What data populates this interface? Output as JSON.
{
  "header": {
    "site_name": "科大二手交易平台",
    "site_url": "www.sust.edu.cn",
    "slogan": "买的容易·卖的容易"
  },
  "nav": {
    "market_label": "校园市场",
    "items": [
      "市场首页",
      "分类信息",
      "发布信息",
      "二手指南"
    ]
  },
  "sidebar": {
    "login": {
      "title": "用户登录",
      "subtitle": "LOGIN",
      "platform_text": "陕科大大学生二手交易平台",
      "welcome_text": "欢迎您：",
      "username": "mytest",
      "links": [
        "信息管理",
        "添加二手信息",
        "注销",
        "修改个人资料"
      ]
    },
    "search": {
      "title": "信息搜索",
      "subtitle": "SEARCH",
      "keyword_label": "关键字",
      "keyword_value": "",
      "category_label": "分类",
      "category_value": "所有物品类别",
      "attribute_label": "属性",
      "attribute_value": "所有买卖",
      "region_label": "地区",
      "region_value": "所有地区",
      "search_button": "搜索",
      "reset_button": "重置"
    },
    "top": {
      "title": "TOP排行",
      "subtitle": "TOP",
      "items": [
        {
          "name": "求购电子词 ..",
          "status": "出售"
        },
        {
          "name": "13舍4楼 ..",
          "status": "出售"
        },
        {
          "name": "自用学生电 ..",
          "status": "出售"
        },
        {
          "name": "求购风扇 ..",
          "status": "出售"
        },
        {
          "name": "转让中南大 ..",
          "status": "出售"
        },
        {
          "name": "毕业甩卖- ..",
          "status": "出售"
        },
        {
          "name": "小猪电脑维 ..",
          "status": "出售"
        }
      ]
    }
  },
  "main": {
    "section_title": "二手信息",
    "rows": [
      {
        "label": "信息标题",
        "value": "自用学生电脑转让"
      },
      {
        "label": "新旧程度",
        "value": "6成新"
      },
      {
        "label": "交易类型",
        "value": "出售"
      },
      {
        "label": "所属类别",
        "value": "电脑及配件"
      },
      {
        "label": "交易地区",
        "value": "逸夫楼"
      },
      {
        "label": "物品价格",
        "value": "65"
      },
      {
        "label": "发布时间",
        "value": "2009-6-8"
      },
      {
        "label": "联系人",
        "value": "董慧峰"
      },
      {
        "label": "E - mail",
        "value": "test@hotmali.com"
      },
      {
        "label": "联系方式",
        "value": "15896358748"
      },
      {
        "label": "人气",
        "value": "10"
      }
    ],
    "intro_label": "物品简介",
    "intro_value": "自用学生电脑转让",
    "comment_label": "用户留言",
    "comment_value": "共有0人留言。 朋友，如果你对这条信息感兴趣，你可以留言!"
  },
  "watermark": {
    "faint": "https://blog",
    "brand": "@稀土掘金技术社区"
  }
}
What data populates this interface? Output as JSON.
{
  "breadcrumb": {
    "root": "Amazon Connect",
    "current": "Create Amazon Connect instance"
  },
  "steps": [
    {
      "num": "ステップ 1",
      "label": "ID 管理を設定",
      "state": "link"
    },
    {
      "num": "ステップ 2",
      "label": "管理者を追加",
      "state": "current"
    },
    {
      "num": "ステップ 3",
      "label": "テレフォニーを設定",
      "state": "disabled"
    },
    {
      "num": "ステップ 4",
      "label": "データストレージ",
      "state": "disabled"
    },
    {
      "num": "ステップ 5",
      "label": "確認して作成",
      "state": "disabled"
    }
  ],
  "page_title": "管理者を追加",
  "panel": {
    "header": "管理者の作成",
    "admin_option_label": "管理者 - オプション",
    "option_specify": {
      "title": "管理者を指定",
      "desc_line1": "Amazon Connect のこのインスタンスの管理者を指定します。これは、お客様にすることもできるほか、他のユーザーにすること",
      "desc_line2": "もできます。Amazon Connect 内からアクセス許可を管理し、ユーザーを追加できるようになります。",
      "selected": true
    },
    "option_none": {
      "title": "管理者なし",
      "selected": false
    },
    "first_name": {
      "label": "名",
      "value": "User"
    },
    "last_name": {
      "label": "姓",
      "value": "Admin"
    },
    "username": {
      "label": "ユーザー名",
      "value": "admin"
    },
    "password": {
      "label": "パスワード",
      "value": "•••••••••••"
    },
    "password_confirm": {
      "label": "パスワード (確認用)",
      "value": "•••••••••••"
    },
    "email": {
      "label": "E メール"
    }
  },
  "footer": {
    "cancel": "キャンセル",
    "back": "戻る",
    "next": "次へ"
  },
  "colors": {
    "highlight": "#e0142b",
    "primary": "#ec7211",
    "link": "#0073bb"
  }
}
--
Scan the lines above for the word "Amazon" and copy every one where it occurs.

    "root": "Amazon Connect",
    "current": "Create Amazon Connect instance"
      "desc_line1": "Amazon Connect のこのインスタンスの管理者を指定します。これは、お客様にすることもできるほか、他のユーザーにすること",
      "desc_line2": "もできます。Amazon Connect 内からアクセス許可を管理し、ユーザーを追加できるようになります。",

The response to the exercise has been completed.